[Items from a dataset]
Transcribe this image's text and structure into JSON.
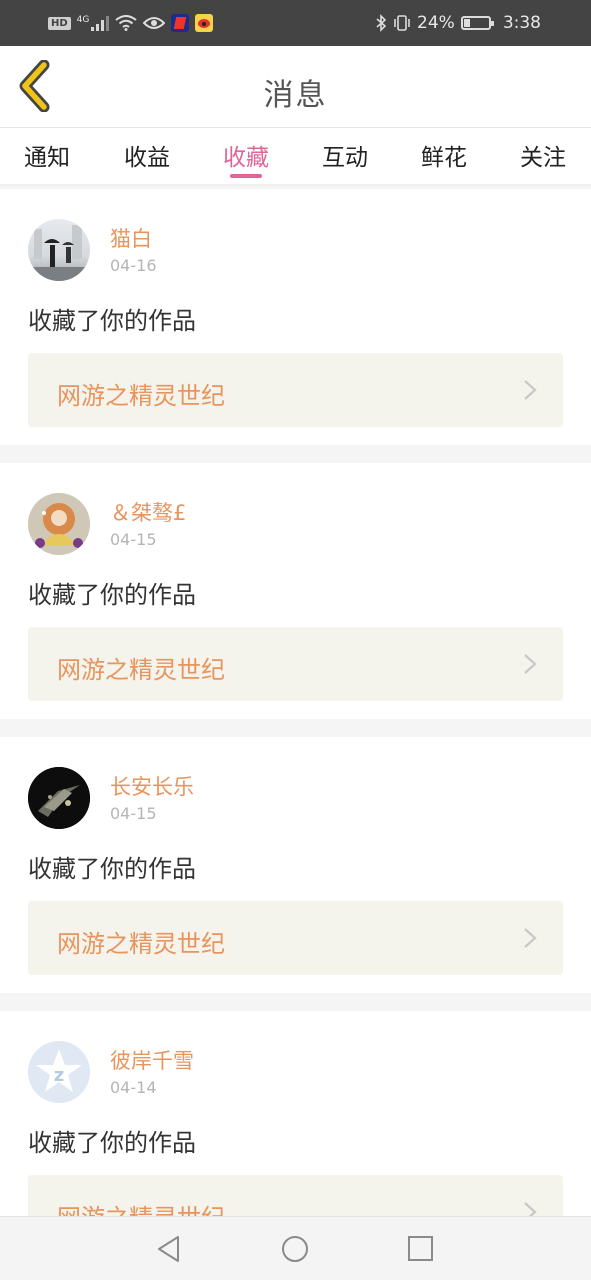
{
  "status_bar": {
    "hd_badge": "HD",
    "network": "4G",
    "battery": "24%",
    "battery_level": 0.24,
    "time": "3:38",
    "icons": [
      "hd-icon",
      "signal-4g-icon",
      "wifi-icon",
      "eye-icon",
      "app-icon",
      "weibo-icon",
      "bluetooth-icon",
      "vibrate-icon",
      "battery-icon"
    ]
  },
  "header": {
    "title": "消息",
    "back_icon": "chevron-left-icon",
    "back_color": "#f0c318"
  },
  "tabs": {
    "items": [
      {
        "label": "通知"
      },
      {
        "label": "收益"
      },
      {
        "label": "收藏"
      },
      {
        "label": "互动"
      },
      {
        "label": "鲜花"
      },
      {
        "label": "关注"
      }
    ],
    "active": "收藏",
    "active_color": "#e0669a"
  },
  "messages": [
    {
      "user": "猫白",
      "date": "04-16",
      "action": "收藏了你的作品",
      "work": "网游之精灵世纪"
    },
    {
      "user": "＆桀骜£",
      "date": "04-15",
      "action": "收藏了你的作品",
      "work": "网游之精灵世纪"
    },
    {
      "user": "长安长乐",
      "date": "04-15",
      "action": "收藏了你的作品",
      "work": "网游之精灵世纪"
    },
    {
      "user": "彼岸千雪",
      "date": "04-14",
      "action": "收藏了你的作品",
      "work": "网游之精灵世纪"
    }
  ],
  "colors": {
    "username": "#e8955d",
    "work_bg": "#f4f3ec"
  },
  "nav_bar": {
    "icons": [
      "nav-back-icon",
      "nav-home-icon",
      "nav-recents-icon"
    ]
  }
}
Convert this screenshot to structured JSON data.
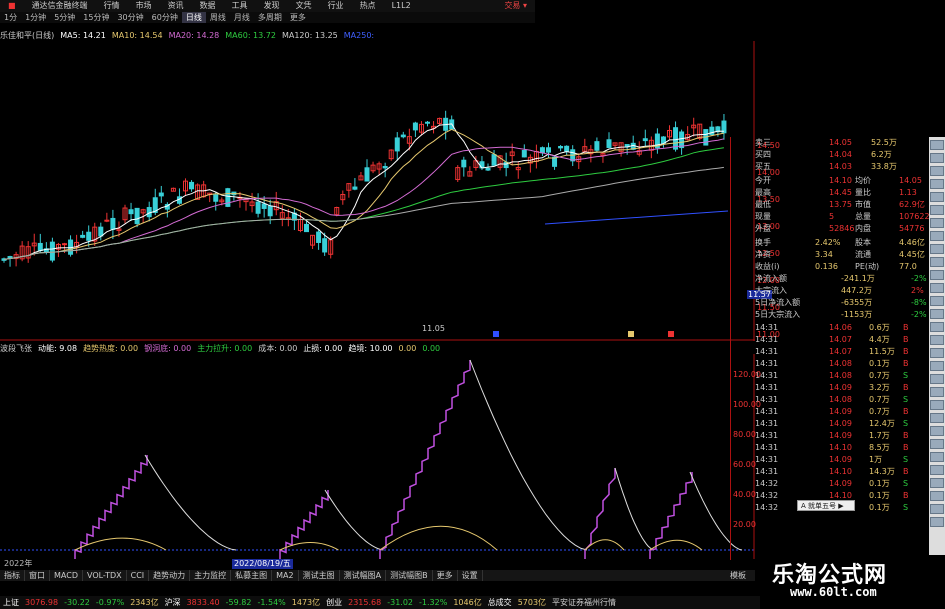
{
  "window": {
    "title": "通达信金融终端",
    "close_label": "交易 ▾"
  },
  "menu": [
    "行情",
    "市场",
    "资讯",
    "数据",
    "工具",
    "发现",
    "文凭",
    "行业",
    "热点",
    "L1L2"
  ],
  "toolbar": {
    "items": [
      "1分",
      "1分钟",
      "5分钟",
      "15分钟",
      "30分钟",
      "60分钟",
      "日线",
      "周线",
      "月线",
      "多周期",
      "更多"
    ],
    "active": "日线"
  },
  "ma_legend": [
    {
      "label": "乐佳和平(日线)",
      "color": "#cccccc"
    },
    {
      "label": "MA5: 14.21",
      "color": "#ffffff"
    },
    {
      "label": "MA10: 14.54",
      "color": "#e6c86e"
    },
    {
      "label": "MA20: 14.28",
      "color": "#d36bd3"
    },
    {
      "label": "MA60: 13.72",
      "color": "#2ecc40"
    },
    {
      "label": "MA120: 13.25",
      "color": "#cccccc"
    },
    {
      "label": "MA250:",
      "color": "#4060ff"
    }
  ],
  "price_axis": [
    "14.50",
    "14.00",
    "13.50",
    "13.00",
    "12.50",
    "12.00",
    "11.50",
    "11.00"
  ],
  "price_marker": "11.57",
  "low_marker": "11.05",
  "indicator_legend": [
    {
      "label": "波段飞张",
      "color": "#cccccc"
    },
    {
      "label": "动能: 9.08",
      "color": "#ffffff"
    },
    {
      "label": "趋势热度: 0.00",
      "color": "#e6c86e"
    },
    {
      "label": "钢洞底: 0.00",
      "color": "#d36bd3"
    },
    {
      "label": "主力拉升: 0.00",
      "color": "#2ecc40"
    },
    {
      "label": "成本: 0.00",
      "color": "#cccccc"
    },
    {
      "label": "止损: 0.00",
      "color": "#ffffff"
    },
    {
      "label": "趋境: 10.00",
      "color": "#ffffff"
    },
    {
      "label": "0.00",
      "color": "#e6c86e"
    },
    {
      "label": "0.00",
      "color": "#2ecc40"
    }
  ],
  "indicator_axis": [
    "120.00",
    "100.00",
    "80.00",
    "60.00",
    "40.00",
    "20.00"
  ],
  "date_label": "2022/08/19/五",
  "year_label": "2022年",
  "quote": {
    "orderbook": [
      {
        "k": "卖三",
        "p": "14.05",
        "v": "52.5万"
      },
      {
        "k": "买四",
        "p": "14.04",
        "v": "6.2万"
      },
      {
        "k": "买五",
        "p": "14.03",
        "v": "33.8万"
      }
    ],
    "stats": [
      {
        "a": "今开",
        "b": "14.10",
        "c": "均价",
        "d": "14.05"
      },
      {
        "a": "最高",
        "b": "14.45",
        "c": "量比",
        "d": "1.13"
      },
      {
        "a": "最低",
        "b": "13.75",
        "c": "市值",
        "d": "62.9亿"
      },
      {
        "a": "现量",
        "b": "5",
        "c": "总量",
        "d": "107622"
      },
      {
        "a": "外盘",
        "b": "52846",
        "c": "内盘",
        "d": "54776"
      }
    ],
    "finance": [
      {
        "a": "换手",
        "b": "2.42%",
        "c": "股本",
        "d": "4.46亿"
      },
      {
        "a": "净资",
        "b": "3.34",
        "c": "流通",
        "d": "4.45亿"
      },
      {
        "a": "收益(i)",
        "b": "0.136",
        "c": "PE(动)",
        "d": "77.0"
      }
    ],
    "flows": [
      {
        "k": "净流入额",
        "v": "-241.1万",
        "p": "-2%"
      },
      {
        "k": "大宗流入",
        "v": "447.2万",
        "p": "2%"
      },
      {
        "k": "5日净流入额",
        "v": "-6355万",
        "p": "-8%"
      },
      {
        "k": "5日大宗流入",
        "v": "-1153万",
        "p": "-2%"
      }
    ],
    "ticks": [
      {
        "t": "14:31",
        "p": "14.06",
        "v": "0.6万",
        "s": "B"
      },
      {
        "t": "14:31",
        "p": "14.07",
        "v": "4.4万",
        "s": "B"
      },
      {
        "t": "14:31",
        "p": "14.07",
        "v": "11.5万",
        "s": "B"
      },
      {
        "t": "14:31",
        "p": "14.08",
        "v": "0.1万",
        "s": "B"
      },
      {
        "t": "14:31",
        "p": "14.08",
        "v": "0.7万",
        "s": "S"
      },
      {
        "t": "14:31",
        "p": "14.09",
        "v": "3.2万",
        "s": "B"
      },
      {
        "t": "14:31",
        "p": "14.08",
        "v": "0.7万",
        "s": "S"
      },
      {
        "t": "14:31",
        "p": "14.09",
        "v": "0.7万",
        "s": "B"
      },
      {
        "t": "14:31",
        "p": "14.09",
        "v": "12.4万",
        "s": "S"
      },
      {
        "t": "14:31",
        "p": "14.09",
        "v": "1.7万",
        "s": "B"
      },
      {
        "t": "14:31",
        "p": "14.10",
        "v": "8.5万",
        "s": "B"
      },
      {
        "t": "14:31",
        "p": "14.09",
        "v": "1万",
        "s": "S"
      },
      {
        "t": "14:31",
        "p": "14.10",
        "v": "14.3万",
        "s": "B"
      },
      {
        "t": "14:32",
        "p": "14.09",
        "v": "0.1万",
        "s": "S"
      },
      {
        "t": "14:32",
        "p": "14.10",
        "v": "0.1万",
        "s": "B"
      },
      {
        "t": "14:32",
        "p": "14.09",
        "v": "0.1万",
        "s": "S"
      }
    ]
  },
  "popup_label": "A 就单五号 ▶",
  "bottom_tabs": [
    "指标",
    "窗口",
    "MACD",
    "VOL-TDX",
    "CCI",
    "趋势动力",
    "主力监控",
    "私募主图",
    "MA2",
    "测试主图",
    "测试幅图A",
    "测试幅图B",
    "更多",
    "设置"
  ],
  "bottom_right": "模板",
  "status": [
    {
      "t": "上证",
      "c": "#ffffff"
    },
    {
      "t": "3076.98",
      "c": "#e33"
    },
    {
      "t": "-30.22",
      "c": "#2ecc40"
    },
    {
      "t": "-0.97%",
      "c": "#2ecc40"
    },
    {
      "t": "2343亿",
      "c": "#e6c86e"
    },
    {
      "t": "沪深",
      "c": "#ffffff"
    },
    {
      "t": "3833.40",
      "c": "#e33"
    },
    {
      "t": "-59.82",
      "c": "#2ecc40"
    },
    {
      "t": "-1.54%",
      "c": "#2ecc40"
    },
    {
      "t": "1473亿",
      "c": "#e6c86e"
    },
    {
      "t": "创业",
      "c": "#ffffff"
    },
    {
      "t": "2315.68",
      "c": "#e33"
    },
    {
      "t": "-31.02",
      "c": "#2ecc40"
    },
    {
      "t": "-1.32%",
      "c": "#2ecc40"
    },
    {
      "t": "1046亿",
      "c": "#e6c86e"
    },
    {
      "t": "总成交",
      "c": "#ffffff"
    },
    {
      "t": "5703亿",
      "c": "#e6c86e"
    },
    {
      "t": "平安证券福州行情",
      "c": "#cccccc"
    }
  ],
  "watermark": {
    "line1": "乐淘公式网",
    "line2": "www.60lt.com"
  }
}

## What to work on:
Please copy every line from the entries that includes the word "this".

## Result:
Transcribe this image's text and structure into JSON.
Convert this screenshot to structured JSON data.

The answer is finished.